This is how I lived my life. I don’t know what life is like without the constant pressure of needing to be perfect. I know that I’ve felt at the end of my rope several times over the last few years. I know that I haven’t been myself this past year. For the first time this semester, I didn’t experience anxiety about my grades on papers, not because of treatment, but because I’m actually too tired of fighting to care. That is extremely unlike me. But the anxiety is too much. Many people with OCD are procrastinators because they know the anxiety will come with the task ahead, and they don’t want to deal with it. Procrastination is a sort of avoidance compulsion. That’s me. Always been a procrastinator, but I always finish my tasks because the fear of not finishing is greater.

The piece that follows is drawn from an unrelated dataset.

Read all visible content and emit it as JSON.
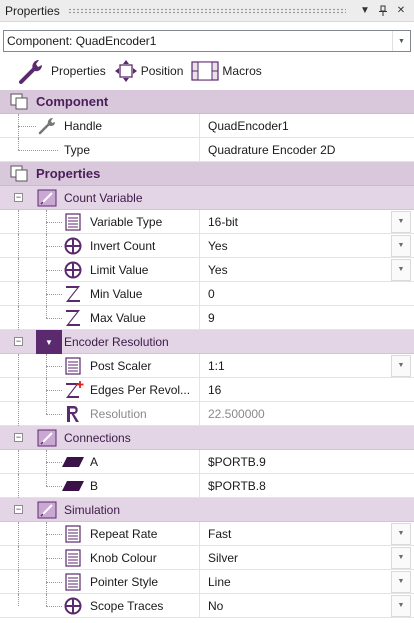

Basically, my life is defined by fear–especially the fear of imperfection.

Working on this in therapy is slowly starting to help. Therapy has been hard because I want to be perfect, but this is not a therapy one can be perfect at. I need to be imperfect. I need to allow myself to take time with therapy. My therapist keeps reminding me that it’s okay to be imperfect, that it’s okay to be human. It’s not as hard to believe now. It’s still not an easy belief; I have to tell myself in every situation, “You don’t have to be perfect.”

I’m a little scared of who I will be when this is all over. I don’t know how to be my best without perfectionism and fear. That’s always been my MO. But I know whatever I will be, I will be healthier. I will be capable of taking on challenges without going absolutely crazy with stress. And that’s a very good thing, something I really need.